DIRECTOR Vincenzo Natali WRITER André Bijelic; Vincenzo Natali; Graeme Manson STARS Nicole de Boer; Maurice Dean Wint; David Hewlett DVD & BLU-RAY 15 October

News that the excellent cult favourite Cube was to make it to Blu-ray, 15 years on from dividing critics, certainly excited this writer.

It is just unfortunate that there is little here to justify the touting of this release as an anniversary edition; an interview of less than three-and-a-half minutes with one actor and a short storyboard sequence is frankly rather poor. But Cube itself will always stand up to repeat viewings; Vincenzo Natali’s debut feature holds a beauty in purity that matches the mathematical conundrum its characters find themselves in.

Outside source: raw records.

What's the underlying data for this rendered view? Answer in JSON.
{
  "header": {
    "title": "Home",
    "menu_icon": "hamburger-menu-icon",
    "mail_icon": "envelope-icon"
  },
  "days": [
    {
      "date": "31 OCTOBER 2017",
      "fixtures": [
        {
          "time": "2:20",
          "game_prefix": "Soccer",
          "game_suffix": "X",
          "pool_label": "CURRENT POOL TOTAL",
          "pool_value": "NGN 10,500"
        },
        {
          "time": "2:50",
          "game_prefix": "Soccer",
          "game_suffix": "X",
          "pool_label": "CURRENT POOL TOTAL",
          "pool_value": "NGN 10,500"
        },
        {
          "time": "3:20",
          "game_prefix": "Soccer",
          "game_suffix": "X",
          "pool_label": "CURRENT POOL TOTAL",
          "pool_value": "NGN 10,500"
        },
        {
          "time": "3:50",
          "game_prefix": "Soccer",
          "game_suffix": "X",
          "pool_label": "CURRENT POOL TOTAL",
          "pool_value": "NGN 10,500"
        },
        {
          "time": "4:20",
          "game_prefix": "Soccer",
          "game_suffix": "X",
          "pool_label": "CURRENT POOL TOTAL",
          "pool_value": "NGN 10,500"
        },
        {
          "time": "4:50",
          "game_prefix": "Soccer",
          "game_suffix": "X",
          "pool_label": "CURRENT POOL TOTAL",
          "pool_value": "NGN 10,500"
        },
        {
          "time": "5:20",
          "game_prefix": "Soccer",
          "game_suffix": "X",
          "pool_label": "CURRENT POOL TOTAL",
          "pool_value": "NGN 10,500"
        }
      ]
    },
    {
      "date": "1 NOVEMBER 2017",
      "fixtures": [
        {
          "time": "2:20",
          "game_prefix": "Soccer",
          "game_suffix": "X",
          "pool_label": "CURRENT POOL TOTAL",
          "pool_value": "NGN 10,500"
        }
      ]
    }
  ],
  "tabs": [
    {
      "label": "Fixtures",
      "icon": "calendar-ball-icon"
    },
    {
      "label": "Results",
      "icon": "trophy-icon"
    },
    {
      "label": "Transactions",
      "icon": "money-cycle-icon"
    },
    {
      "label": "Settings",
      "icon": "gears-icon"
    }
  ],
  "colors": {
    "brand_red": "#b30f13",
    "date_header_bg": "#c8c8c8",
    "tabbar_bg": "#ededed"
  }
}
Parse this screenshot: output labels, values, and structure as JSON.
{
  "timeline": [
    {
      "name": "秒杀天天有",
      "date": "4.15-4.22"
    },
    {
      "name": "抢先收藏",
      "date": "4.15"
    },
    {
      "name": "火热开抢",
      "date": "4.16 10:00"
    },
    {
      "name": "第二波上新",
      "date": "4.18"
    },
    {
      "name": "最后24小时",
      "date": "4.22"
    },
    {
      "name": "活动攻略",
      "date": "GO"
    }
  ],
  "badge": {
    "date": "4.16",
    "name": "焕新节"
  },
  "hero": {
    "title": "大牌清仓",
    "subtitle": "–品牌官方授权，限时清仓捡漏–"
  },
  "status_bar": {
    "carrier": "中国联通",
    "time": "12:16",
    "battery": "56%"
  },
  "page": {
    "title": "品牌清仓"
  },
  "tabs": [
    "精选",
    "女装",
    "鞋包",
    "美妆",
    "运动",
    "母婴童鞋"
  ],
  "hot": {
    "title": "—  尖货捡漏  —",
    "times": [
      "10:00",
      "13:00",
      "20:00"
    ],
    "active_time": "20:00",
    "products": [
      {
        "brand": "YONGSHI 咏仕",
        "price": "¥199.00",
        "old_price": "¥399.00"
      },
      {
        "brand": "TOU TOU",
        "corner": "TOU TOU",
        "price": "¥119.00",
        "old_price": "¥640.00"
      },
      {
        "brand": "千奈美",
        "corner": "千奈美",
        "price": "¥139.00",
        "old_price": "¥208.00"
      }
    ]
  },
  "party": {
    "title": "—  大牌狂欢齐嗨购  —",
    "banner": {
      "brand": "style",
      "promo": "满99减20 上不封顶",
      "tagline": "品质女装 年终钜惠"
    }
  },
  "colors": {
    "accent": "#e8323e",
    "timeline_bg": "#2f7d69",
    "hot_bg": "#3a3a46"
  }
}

An impactive opener that puts the viewer one step ahead sees a clearly terrified man let himself into a strange, cube-shaped room, only to find himself sliced and quite literally diced by razor wire. We learn no more about this character, immediately taken to five others who meet in a room that is almost identical. No one knows how they got there, everybody having woken up in prison-style boiler suits bearing their names. The room’s six sides all give way to what could feasibly be an infinite number of other cubes should they find themselves going in circles, some of which are booby-trapped. Leaven, a mathematically gifted young female, soon realises that clues lie in numbers identifying the rooms, and the group gingerly attempt to make their way to an exit.

It is a refreshingly simple premise that relies on the psychological interaction of its characters within a very specific scenario, with no messy subplot to detract from the puzzle; there are no pretensions in philosophy here and no answers other than those that may be calculated (some of this is not entirely accurate, which is a pity for mathematical pedants) within the film. Plot twists are presented, but none of these are dramatic; the entire premise relies on the mathematics. Perhaps this may have worn thin over feature-length if not for the addition of an autistic character, a decision that furthers character development and exposes even the seemingly innocent Leaven as a character to be disliked. This plays with the audience’s sympathies, shifting our focus back to the conundrum at hand; an excellent move to re-establish Cube‘s raison d’être, should anyone have felt a distracting kind of empathy.

It is not difficult to understand why some critics panned Cube. To be completely fair, the acting is far from Oscar-worthy, and a story that finishes with no conclusion is often frustrating, particularly when there is no ambiguity for teeth-sinking purposes — this is a film that takes mystery to its very limit. Viewers with scientific sensibilities will however understand that these points are irrelevant in this case. Cube is a rather lovely mathematical equation that is solved.


Posted by Naila Scargill

Naila is the founder and editor of Exquisite Terror. Holding a broad editorial background, she has worked with an eclectic variety of content, 
ranging from film and the counterculture, to political news and finance. She is the Culture Editor at Trebuchet, and generally gets around.